_Exercise directions_.
Within the records, tally the lines that contain "using" and reply with that number only.

**** Working data ****

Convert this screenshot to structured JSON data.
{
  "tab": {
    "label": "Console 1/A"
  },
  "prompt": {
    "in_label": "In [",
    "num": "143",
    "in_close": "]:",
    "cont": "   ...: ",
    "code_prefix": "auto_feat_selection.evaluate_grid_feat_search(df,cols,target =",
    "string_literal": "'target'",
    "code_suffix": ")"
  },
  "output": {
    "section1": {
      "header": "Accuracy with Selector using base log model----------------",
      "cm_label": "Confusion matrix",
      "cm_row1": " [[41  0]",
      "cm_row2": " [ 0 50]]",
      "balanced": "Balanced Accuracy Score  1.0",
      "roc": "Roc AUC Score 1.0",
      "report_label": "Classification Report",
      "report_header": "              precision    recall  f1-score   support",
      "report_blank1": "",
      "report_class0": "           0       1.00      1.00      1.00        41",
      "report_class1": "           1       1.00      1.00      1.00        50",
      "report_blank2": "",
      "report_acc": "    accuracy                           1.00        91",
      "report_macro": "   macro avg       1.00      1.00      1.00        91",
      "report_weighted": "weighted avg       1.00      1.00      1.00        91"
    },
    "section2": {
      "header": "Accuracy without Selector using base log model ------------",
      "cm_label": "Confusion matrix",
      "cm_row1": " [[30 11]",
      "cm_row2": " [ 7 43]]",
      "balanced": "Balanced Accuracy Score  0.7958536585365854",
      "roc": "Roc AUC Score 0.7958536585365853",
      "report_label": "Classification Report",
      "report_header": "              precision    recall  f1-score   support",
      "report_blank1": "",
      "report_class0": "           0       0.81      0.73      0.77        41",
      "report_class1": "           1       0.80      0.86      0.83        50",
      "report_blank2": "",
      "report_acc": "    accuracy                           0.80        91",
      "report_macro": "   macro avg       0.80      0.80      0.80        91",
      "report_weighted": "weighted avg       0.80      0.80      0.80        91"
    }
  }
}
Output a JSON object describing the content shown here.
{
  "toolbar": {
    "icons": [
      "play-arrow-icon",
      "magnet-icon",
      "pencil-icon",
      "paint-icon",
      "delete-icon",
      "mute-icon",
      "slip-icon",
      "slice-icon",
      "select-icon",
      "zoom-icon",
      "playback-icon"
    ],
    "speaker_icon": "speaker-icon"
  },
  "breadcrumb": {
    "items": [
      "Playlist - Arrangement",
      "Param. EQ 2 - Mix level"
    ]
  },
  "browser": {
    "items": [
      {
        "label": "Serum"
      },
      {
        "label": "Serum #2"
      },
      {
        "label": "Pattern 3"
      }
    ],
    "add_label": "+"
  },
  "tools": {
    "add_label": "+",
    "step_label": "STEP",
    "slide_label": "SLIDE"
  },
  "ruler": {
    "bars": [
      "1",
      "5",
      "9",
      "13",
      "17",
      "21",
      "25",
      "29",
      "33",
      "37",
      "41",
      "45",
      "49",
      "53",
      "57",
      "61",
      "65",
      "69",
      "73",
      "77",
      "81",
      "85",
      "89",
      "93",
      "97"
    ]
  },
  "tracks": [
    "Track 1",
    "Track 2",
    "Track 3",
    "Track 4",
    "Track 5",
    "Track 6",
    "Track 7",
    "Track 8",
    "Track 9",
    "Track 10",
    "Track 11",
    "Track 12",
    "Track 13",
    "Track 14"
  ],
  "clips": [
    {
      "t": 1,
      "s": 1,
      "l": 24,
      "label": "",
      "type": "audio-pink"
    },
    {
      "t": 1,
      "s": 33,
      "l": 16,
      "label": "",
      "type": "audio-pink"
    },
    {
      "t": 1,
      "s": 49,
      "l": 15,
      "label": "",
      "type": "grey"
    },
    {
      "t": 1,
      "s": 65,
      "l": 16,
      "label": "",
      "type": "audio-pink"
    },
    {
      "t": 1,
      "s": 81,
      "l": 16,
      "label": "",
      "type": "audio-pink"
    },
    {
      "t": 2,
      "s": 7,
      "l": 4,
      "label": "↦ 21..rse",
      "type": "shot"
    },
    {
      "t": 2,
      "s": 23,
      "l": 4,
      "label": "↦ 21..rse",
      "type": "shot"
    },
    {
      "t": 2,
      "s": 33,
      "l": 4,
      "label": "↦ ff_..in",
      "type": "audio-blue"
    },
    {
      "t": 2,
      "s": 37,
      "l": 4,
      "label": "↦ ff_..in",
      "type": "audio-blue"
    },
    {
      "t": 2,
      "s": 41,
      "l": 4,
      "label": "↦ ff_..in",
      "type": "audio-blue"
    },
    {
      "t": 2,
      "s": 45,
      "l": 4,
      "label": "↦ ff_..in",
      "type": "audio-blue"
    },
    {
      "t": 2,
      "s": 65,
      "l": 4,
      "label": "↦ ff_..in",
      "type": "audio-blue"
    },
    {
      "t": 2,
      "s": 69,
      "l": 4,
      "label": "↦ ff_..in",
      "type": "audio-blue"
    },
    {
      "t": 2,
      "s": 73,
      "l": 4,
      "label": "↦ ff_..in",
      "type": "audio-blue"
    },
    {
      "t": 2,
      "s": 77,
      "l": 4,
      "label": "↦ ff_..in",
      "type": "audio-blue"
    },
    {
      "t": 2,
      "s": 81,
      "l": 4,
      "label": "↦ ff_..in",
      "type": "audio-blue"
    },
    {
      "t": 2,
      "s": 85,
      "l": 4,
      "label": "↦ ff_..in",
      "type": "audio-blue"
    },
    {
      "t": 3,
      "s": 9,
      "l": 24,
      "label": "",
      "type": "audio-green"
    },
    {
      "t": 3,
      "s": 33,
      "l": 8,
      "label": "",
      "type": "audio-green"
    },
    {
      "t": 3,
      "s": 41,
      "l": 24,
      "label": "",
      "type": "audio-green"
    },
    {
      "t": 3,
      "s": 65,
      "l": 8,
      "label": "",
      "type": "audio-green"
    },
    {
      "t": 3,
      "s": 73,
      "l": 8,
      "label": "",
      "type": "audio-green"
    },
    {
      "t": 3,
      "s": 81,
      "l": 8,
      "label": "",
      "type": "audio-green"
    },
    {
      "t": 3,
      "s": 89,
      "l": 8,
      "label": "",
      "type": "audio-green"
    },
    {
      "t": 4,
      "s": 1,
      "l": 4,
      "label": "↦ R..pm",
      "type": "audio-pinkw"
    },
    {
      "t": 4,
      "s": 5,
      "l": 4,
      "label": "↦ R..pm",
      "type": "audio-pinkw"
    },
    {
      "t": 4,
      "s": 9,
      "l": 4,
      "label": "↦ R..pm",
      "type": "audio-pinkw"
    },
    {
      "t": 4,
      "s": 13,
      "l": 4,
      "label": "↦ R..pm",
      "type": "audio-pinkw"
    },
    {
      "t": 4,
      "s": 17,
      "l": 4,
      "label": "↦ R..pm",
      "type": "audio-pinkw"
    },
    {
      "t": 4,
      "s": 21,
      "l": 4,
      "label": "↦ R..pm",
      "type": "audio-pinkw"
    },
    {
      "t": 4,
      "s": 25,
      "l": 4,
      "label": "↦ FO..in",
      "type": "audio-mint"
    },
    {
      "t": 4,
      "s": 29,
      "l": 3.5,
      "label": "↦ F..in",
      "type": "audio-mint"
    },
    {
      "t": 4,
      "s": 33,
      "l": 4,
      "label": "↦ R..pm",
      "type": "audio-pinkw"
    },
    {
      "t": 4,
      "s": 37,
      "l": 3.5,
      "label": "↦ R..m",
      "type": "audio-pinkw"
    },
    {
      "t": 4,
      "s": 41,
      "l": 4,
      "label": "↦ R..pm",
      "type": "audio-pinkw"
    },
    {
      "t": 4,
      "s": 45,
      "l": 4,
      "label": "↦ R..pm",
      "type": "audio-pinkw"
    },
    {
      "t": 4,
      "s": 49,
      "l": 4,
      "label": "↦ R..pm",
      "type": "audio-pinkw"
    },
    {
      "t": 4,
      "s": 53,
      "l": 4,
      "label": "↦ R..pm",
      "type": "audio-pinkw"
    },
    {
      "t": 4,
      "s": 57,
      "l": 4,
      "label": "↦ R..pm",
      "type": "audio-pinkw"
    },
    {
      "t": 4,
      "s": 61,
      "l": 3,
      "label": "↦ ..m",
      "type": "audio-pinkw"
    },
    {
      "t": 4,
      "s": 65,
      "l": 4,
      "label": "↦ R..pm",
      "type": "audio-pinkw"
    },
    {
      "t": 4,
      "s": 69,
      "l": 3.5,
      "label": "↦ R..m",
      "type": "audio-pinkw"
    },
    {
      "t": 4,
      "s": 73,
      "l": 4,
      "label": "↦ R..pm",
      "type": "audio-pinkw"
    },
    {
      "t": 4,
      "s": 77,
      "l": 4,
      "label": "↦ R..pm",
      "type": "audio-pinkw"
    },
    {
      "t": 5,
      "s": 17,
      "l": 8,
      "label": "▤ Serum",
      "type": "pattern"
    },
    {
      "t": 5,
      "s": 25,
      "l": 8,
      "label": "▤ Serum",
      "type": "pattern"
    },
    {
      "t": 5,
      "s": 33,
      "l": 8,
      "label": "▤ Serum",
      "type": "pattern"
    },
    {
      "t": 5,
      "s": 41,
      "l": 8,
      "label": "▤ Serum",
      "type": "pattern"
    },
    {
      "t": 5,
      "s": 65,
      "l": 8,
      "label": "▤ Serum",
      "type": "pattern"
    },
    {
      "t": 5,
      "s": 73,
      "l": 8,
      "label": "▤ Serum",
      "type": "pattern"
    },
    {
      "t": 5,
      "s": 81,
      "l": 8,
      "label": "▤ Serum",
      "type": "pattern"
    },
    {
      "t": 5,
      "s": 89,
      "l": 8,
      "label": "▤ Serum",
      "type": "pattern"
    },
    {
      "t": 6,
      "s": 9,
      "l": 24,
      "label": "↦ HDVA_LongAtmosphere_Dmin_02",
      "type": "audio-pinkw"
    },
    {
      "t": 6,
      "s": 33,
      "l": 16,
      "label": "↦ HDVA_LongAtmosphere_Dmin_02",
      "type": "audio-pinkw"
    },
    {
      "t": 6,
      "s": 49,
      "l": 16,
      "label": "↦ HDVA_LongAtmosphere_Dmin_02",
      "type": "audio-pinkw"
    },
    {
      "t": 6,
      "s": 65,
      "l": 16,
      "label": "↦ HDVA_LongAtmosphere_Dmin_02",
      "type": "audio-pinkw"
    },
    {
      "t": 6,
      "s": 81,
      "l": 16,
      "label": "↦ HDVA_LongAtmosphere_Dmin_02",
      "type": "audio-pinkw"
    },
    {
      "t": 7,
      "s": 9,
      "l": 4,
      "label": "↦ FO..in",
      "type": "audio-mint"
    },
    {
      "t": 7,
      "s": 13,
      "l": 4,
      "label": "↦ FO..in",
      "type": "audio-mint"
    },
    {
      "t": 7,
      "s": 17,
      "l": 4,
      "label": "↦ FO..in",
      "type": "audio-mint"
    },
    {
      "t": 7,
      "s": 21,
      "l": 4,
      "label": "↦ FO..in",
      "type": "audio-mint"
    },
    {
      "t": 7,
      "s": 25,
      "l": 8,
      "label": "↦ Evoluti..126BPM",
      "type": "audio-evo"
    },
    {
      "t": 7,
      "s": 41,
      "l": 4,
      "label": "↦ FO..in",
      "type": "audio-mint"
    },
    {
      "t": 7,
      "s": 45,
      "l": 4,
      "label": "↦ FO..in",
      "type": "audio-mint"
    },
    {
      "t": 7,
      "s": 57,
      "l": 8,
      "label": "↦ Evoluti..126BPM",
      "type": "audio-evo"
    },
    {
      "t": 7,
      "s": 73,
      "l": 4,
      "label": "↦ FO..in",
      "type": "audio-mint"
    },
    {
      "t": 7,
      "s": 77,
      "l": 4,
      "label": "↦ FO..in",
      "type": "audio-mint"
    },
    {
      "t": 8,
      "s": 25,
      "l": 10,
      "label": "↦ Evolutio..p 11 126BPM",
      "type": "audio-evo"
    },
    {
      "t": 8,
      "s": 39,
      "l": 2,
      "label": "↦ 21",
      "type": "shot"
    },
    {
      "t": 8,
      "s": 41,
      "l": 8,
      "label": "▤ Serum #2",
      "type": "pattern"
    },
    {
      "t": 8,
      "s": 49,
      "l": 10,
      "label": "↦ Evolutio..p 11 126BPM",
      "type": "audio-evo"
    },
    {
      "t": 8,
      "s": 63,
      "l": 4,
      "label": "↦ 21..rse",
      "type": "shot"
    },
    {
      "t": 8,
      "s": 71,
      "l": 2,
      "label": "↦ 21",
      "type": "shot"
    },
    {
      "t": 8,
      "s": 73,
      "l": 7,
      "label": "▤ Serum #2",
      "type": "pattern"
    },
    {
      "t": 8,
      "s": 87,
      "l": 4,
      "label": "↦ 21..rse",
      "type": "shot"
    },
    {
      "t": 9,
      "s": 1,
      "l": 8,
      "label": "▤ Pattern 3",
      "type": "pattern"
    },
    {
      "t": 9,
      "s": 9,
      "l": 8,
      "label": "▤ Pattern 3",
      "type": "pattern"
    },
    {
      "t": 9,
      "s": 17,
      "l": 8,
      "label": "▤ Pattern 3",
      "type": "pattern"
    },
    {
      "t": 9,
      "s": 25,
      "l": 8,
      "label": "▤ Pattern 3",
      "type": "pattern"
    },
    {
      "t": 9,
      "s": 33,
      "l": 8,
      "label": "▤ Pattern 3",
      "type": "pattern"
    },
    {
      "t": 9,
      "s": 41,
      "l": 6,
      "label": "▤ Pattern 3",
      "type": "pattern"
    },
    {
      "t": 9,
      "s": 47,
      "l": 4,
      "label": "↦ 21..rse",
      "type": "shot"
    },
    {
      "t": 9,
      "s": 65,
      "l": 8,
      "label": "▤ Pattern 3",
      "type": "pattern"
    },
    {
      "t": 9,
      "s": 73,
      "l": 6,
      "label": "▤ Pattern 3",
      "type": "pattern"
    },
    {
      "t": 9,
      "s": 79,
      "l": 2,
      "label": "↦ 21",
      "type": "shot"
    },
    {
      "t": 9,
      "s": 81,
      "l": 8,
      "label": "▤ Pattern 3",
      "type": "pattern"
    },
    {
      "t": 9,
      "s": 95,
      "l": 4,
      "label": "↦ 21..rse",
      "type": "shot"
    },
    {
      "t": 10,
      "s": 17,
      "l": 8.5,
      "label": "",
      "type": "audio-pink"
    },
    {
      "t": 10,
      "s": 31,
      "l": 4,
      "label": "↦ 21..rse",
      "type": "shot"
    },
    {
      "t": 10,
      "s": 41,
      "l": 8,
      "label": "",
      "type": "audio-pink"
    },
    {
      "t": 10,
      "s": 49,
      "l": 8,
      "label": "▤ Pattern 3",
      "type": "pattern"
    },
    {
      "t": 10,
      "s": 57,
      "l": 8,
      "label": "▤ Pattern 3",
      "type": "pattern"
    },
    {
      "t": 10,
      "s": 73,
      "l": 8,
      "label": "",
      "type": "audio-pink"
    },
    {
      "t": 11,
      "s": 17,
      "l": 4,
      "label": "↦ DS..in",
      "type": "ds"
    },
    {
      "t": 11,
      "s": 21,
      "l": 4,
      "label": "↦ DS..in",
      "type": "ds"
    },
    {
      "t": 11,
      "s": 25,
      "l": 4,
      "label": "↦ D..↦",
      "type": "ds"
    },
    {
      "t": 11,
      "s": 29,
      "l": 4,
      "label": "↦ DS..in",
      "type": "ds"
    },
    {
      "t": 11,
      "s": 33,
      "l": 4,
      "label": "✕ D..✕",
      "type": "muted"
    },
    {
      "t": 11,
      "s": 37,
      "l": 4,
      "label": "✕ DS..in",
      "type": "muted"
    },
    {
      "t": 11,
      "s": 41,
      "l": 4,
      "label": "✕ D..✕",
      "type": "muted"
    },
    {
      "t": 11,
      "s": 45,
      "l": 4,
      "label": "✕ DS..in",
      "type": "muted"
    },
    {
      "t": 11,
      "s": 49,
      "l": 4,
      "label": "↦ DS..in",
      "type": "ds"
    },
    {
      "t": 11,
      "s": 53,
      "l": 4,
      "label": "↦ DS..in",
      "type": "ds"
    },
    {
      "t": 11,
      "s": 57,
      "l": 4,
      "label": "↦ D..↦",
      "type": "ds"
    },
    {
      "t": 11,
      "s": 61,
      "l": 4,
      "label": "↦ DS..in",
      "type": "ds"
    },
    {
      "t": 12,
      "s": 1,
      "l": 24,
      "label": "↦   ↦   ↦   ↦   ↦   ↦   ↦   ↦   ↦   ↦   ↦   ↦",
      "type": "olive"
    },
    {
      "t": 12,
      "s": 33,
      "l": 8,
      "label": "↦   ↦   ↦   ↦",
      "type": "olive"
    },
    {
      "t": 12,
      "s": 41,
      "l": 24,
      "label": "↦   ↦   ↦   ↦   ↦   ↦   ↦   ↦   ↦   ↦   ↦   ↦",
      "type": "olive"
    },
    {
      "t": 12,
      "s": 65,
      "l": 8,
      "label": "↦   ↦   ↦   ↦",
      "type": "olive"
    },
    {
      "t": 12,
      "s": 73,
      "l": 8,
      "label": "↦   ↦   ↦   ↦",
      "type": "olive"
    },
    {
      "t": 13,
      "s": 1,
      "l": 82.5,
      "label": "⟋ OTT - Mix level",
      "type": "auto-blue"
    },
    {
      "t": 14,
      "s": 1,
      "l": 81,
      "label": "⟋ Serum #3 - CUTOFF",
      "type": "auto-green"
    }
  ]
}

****

_Your solution_.
2